Managing Citizenship, Security, and Rights: Regulating Marriage Migration in Europe and North America
This research investigates the ways in which marriage migration has become the object of intense state scrutiny, and the site of political interventions in the past twenty years, as family-related migration became the main legal mode of entry in the United Kingdom, France, the Netherlands, Canada, and the United States. Such interventions have taken different forms, and have become increasingly debated. Indeed, the policy focus on marriage migration seems to pit what many deem to be a fundamental principle in Western democracies, namely the right to family life (at least for established citizens), against calls and pressures for tightened migration policies, invoked in the name of security.
This begs three crucial questions: why are these countries now preoccupied with marriage migration, and how do such preoccupations translate into actual policies? How can we make sense of the apparent antinomy between the rationality of bureaucratic regulations of marriage migration, and emotions such as love, that are presumed to represent a form of “moral gatekeeping” (Wray, 2006) integral to the validity of the relationships being assessed by state officials? Finally, what are the consequences of policing marriage migration and family reunification on the lives of migrants, but also non-migrants wishing to reunite with their loved ones?
To answer these questions, this project is informed by disciplines as varied as law, critical security studies, feminist and queer studies, and anthropology.
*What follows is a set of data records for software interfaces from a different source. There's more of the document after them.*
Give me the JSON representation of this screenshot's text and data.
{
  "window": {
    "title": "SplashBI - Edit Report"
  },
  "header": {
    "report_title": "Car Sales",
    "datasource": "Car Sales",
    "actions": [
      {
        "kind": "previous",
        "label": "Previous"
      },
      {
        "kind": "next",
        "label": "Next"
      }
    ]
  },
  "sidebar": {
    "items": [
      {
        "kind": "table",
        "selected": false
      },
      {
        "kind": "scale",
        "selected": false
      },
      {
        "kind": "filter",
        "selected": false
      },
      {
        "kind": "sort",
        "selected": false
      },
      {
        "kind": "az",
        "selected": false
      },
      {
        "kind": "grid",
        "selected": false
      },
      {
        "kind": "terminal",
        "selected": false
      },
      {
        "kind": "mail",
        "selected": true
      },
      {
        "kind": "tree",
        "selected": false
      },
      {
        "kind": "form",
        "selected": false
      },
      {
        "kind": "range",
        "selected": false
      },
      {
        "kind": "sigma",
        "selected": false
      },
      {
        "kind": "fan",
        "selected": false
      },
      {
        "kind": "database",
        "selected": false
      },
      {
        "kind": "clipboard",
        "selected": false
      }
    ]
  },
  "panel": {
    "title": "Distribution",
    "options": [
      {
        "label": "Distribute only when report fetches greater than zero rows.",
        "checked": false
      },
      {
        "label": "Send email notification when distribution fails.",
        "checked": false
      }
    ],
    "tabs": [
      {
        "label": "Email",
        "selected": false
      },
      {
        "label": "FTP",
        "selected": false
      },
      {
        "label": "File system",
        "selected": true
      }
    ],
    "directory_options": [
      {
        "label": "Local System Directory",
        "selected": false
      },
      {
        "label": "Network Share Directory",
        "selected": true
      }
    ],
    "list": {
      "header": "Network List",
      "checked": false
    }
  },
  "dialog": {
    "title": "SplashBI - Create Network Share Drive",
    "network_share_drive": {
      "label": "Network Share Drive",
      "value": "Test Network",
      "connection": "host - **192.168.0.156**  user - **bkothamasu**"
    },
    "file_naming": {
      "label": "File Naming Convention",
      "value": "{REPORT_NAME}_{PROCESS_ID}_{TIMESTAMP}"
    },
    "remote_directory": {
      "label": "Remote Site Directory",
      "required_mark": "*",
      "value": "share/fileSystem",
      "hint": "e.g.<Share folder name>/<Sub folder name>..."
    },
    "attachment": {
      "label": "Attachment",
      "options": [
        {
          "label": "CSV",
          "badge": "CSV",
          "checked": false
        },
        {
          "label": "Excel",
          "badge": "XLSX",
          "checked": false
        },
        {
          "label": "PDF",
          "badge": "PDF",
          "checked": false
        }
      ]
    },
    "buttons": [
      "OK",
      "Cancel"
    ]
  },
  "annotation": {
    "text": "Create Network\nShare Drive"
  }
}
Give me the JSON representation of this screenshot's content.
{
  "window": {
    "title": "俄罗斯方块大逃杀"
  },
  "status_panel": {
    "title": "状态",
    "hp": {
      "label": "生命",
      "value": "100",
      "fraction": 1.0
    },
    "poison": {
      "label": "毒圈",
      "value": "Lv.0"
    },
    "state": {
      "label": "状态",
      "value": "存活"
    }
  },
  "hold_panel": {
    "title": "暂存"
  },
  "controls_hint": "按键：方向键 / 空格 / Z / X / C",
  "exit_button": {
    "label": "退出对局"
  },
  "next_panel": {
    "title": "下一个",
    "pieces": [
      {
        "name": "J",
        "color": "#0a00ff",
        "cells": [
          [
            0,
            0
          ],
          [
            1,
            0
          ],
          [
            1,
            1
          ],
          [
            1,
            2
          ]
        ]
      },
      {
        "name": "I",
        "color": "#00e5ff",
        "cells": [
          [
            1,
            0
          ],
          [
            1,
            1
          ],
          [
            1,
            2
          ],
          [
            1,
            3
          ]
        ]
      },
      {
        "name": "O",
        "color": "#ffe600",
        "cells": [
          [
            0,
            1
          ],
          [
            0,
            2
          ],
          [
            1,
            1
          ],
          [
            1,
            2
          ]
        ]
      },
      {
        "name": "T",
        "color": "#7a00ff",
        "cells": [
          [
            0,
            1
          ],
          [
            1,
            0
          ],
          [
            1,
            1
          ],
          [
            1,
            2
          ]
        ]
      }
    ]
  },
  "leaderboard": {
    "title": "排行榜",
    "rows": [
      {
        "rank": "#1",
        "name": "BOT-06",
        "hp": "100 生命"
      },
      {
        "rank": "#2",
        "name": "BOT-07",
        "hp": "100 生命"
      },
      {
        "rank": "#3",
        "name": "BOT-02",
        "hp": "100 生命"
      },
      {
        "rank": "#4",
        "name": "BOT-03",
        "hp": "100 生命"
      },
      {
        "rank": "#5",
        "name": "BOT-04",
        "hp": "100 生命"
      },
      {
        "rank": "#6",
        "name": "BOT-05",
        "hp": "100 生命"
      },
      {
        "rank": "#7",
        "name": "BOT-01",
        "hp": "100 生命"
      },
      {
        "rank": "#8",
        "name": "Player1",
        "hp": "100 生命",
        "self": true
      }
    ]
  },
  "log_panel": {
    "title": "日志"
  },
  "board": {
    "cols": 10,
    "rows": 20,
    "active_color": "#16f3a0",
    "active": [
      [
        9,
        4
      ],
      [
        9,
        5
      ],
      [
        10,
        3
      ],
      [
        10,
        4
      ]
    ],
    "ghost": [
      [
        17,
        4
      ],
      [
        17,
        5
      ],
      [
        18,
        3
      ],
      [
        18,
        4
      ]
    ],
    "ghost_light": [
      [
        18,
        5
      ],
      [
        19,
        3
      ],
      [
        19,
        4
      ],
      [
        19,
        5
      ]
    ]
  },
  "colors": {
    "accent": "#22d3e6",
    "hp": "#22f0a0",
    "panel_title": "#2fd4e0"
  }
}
Through interdisciplinary lenses, it pays attention to the unfolding dynamic between a constellation formed by the three key concepts/sites of “security”, “citizenship” and “rights”. Our research interrogates the changing shape of their meaning and their recognition that emerges through their interrelationship in marriage migration management practices: how do understandings of citizenship affect how security gets conceptualized and enforced? How do expectations of romantic love can become tied to ideas of citizenship? How do specific rights to family also affect what it means to be a citizen, and can exclude who can be counted as one?